“If you’re using the marketing tools correctly and effectively, then you’re able to use your time out in the field. In the meantime hundreds of other clients are feeling that a relationship is forming, and when they’re ready to call you, they do.” –Meg Russell HouseHunt agent in Wake Forest, N.C., uses an action plan that sends people listings and other forms of contact – such as e-mails, newsletters and household tips – at least once a week.

Agents Can Take Their Job and Love It with a Positive Attitude

By Jim Droz

People who don’t combine business with pleasure must not enjoy their jobs very much. And with the housing market continuing to tease with stories of hope and despair in the same week, it would be easy for real estate agents to go to work each day with a dark cloud hovering over their heads.

Most prospecting strategies focus on the pursuit of numbers and targets. That makes sense, to a point. But it also makes the job more clinical than it has to be. You can also generate business that attracts people to you. The focus should be on clever and consistent marketing and being a positive person on the job and off. There is no time clock for Realtors. Even if you’re not in “work mode,” how you handle yourself around others paints a picture of your personality. A positive one will make people want to get closer, and when the topic of work crops up and they find out you’re an agent, they could be in touch if home buying pops up on their agenda.

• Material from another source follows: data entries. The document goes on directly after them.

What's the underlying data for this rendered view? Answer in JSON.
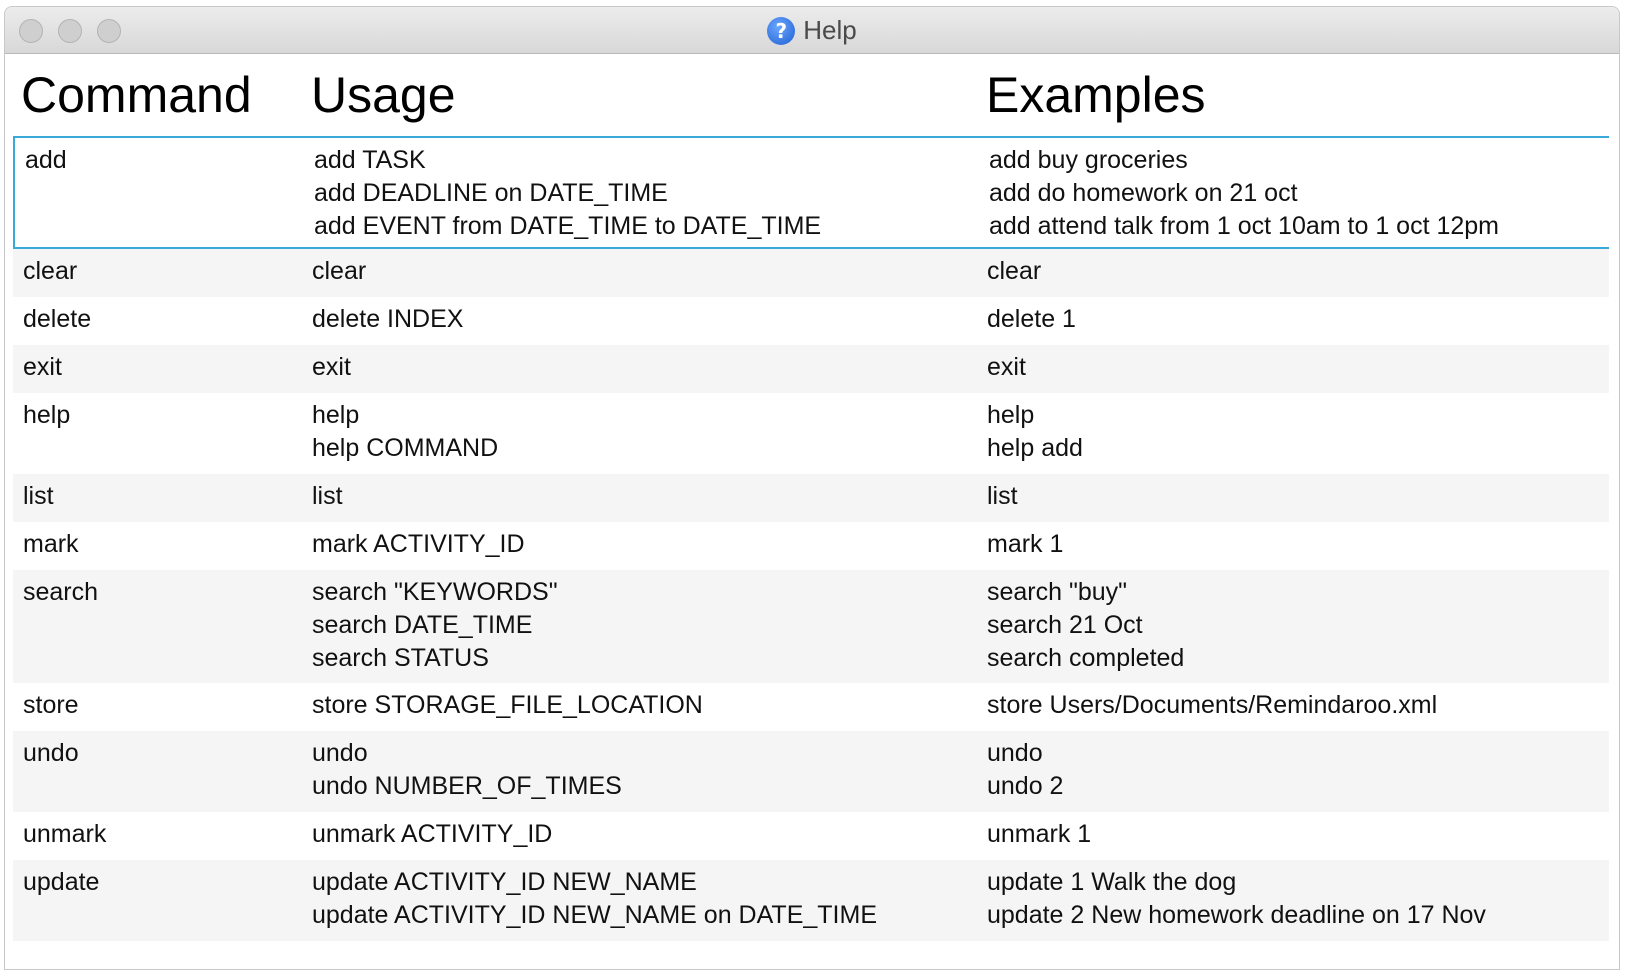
{
  "window": {
    "title": "Help"
  },
  "headers": {
    "command": "Command",
    "usage": "Usage",
    "examples": "Examples"
  },
  "rows": [
    {
      "command": "add",
      "usage": [
        "add TASK",
        "add DEADLINE on DATE_TIME",
        "add EVENT from DATE_TIME to DATE_TIME"
      ],
      "examples": [
        "add buy groceries",
        "add do homework on 21 oct",
        "add attend talk from 1 oct 10am to 1 oct 12pm"
      ]
    },
    {
      "command": "clear",
      "usage": [
        "clear"
      ],
      "examples": [
        "clear"
      ]
    },
    {
      "command": "delete",
      "usage": [
        "delete INDEX"
      ],
      "examples": [
        "delete 1"
      ]
    },
    {
      "command": "exit",
      "usage": [
        "exit"
      ],
      "examples": [
        "exit"
      ]
    },
    {
      "command": "help",
      "usage": [
        "help",
        "help COMMAND"
      ],
      "examples": [
        "help",
        "help add"
      ]
    },
    {
      "command": "list",
      "usage": [
        "list"
      ],
      "examples": [
        "list"
      ]
    },
    {
      "command": "mark",
      "usage": [
        "mark ACTIVITY_ID"
      ],
      "examples": [
        "mark 1"
      ]
    },
    {
      "command": "search",
      "usage": [
        "search \"KEYWORDS\"",
        "search DATE_TIME",
        "search STATUS"
      ],
      "examples": [
        "search \"buy\"",
        "search 21 Oct",
        "search completed"
      ]
    },
    {
      "command": "store",
      "usage": [
        "store STORAGE_FILE_LOCATION"
      ],
      "examples": [
        "store Users/Documents/Remindaroo.xml"
      ]
    },
    {
      "command": "undo",
      "usage": [
        "undo",
        "undo NUMBER_OF_TIMES"
      ],
      "examples": [
        "undo",
        "undo 2"
      ]
    },
    {
      "command": "unmark",
      "usage": [
        "unmark ACTIVITY_ID"
      ],
      "examples": [
        "unmark 1"
      ]
    },
    {
      "command": "update",
      "usage": [
        "update ACTIVITY_ID NEW_NAME",
        "update ACTIVITY_ID NEW_NAME on DATE_TIME"
      ],
      "examples": [
        "update 1 Walk the dog",
        "update 2 New homework deadline on 17 Nov"
      ]
    }
  ],
  "colors": {
    "selection_border": "#3aa8d8",
    "row_alt": "#f5f5f5",
    "help_icon": "#1f5fd1"
  }
}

If you love being a real estate agent and know your market, you can attract business in a number of ways, big and small. Just being in the community with your eyes and ears open is a positive first step. Waving your business card around or slipping it into someone’s palm at a cocktail party isn’t always well received. Let the conversation come to you, or work the job or market into the conversation if topics such as housing or the economy pop up. And if you’re upbeat when discussing it, that likely will leave a good impression since it’s a subject rife with negativity from all corners. Continue reading “Agents Can Take Their Job and Love It with a Positive Attitude”